## [Exercise description]
Write only the number of lines below in which "tintes" occurs.

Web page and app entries
· · · · ·

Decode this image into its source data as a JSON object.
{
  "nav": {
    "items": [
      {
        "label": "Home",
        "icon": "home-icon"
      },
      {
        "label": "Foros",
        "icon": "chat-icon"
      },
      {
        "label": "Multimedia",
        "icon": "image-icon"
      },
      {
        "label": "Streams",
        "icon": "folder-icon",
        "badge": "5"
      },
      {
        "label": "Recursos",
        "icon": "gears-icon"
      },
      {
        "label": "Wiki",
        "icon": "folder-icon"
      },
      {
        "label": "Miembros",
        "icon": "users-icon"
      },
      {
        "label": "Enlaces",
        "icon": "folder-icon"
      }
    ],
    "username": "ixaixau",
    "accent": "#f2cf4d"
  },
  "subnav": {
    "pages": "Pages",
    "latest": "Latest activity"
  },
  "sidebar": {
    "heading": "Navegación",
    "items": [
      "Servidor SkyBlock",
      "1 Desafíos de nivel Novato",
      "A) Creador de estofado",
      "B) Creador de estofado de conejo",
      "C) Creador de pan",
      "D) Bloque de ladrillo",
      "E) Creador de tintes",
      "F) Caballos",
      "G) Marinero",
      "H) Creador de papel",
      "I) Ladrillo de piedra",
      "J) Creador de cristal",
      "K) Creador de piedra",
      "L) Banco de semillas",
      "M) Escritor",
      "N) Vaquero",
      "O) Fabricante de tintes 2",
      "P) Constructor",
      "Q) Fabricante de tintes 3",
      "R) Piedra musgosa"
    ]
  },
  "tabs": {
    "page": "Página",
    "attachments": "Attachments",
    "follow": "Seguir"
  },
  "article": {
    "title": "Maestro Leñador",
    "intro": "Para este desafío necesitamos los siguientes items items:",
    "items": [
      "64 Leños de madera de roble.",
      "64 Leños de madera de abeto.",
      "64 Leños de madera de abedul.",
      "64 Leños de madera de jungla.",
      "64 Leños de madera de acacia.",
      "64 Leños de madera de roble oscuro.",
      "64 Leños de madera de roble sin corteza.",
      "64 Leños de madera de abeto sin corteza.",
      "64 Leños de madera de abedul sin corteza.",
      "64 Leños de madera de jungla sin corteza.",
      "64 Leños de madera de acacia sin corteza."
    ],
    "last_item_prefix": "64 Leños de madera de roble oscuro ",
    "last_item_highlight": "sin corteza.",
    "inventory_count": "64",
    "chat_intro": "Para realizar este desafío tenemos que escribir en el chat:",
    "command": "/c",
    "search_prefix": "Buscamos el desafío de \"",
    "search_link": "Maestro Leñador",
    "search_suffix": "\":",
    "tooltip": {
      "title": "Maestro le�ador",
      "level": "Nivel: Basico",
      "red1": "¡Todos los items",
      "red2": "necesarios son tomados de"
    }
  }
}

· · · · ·

## [Answer section]
3